Distinction between marital and separate property : State law will determine what is marital or community property and what separate property is. Marital property is generally divided equally or fairly in case of divorce or death. By having a prenuptial agreement, you can decide what happens to any property you acquire during the marriage.
Protection from the debts of the other spouse : In the absence of prenuptial agreements the creditors of one spouse can go after the marital property. A prenuptial agreement can be used to limit your debt liability.
Children from previous relationships : You can use a prenuptial agreement to ensure that your children from a prior marriage or relationship get to enjoy your property after your death.
Family Property : If you have inherited a family business or assets or are likely to do so in future, you can use a prenuptial agreement to keep them within your birth family and prevent them from going to your spouse.
Estate plan : Prenuptial agreements along with wills and trusts can be used to ensure that your estate is distributed according to your wishes.
Property distribution : In the absence of a prenuptial agreement, your state law will determine who gets what in case of a divorce. By having a valid prenuptial agreement, you can bypass your state law and decide you get what. In some states, a prenuptial agreement can have a provision which clearly states that no alimony will be paid in case of a divorce. Please check with your state laws.
Responsibilities : Here are some of the commonly included items:
• Separate business
• Household bills and expenses
• Income and tax returns
• Joint Bank Accounts
• Retirement benefits
• Credit Cards
• Property Distribution
• Dispute settlements
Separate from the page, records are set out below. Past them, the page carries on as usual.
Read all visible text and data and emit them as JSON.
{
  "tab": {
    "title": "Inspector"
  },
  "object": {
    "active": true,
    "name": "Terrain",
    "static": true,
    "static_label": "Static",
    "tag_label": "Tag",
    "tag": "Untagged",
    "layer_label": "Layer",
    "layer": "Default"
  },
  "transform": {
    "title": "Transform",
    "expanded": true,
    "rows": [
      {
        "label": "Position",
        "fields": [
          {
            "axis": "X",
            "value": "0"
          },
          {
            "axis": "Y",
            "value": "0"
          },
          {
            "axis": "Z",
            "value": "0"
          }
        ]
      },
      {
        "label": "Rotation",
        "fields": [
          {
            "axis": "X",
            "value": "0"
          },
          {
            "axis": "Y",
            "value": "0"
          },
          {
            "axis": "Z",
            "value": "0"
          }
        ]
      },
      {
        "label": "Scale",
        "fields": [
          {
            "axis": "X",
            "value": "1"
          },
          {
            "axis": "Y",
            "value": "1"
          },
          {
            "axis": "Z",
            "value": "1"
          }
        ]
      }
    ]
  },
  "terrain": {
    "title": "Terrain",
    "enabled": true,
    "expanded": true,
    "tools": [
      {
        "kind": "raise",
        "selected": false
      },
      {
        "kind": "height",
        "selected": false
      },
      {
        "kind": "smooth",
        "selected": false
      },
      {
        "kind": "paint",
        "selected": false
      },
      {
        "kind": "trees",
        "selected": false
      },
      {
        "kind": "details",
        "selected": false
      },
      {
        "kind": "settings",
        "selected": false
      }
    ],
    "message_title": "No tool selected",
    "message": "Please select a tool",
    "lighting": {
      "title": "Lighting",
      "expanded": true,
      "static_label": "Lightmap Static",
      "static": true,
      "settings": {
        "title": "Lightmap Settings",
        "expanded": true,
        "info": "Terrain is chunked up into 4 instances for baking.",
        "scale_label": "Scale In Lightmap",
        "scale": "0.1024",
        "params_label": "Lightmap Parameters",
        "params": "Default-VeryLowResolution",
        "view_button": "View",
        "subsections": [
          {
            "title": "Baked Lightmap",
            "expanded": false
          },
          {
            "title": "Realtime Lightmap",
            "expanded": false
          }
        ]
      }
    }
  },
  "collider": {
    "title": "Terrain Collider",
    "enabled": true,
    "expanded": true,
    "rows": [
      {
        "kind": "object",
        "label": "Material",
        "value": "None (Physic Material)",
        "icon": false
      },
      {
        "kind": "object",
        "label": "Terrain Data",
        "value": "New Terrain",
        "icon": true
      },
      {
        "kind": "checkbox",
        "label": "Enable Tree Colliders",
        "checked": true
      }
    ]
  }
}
What can and cannot be part of a prenuptial agreement will depend on the state law. Here is a list of things that are generally not allowed to be included in a prenuptial agreement: Anything that is illegal or a violation of the law
You cannot include anything that is illegal or a violation of the law. Including such a provision will result in the agreement being declared.
Child Custody and Support : Your prenuptial agreement cannot decide on the issues of child custody and support. The court will decide these issues based on the state law.
Right to Spousal Support : A prenuptial agreement cannot have a provision wherein one spouse waives the right to alimony in case of divorce. State law varies on this. Check with your state laws. Some states do permit this provision.
Encourage Divorce : Courts will scrutinize the agreement minutely to look for provisions or terms that make divorce an attractive proposition for either party. Any provision that tends to encourage divorce will be struck down. Generally provisions that detail the division of property are considered as encouraging divorce.
Personal Matter : A prenuptial agreement can dictate the personal choices of either spouse – determining where to spend the vacations, how to address each other, who does what at home, etc. The agreement should be limited to financial issues. Provisions dealing with personal matters will be struck down. If you want to have an agreement on such issues, you can do so in a separate agreement.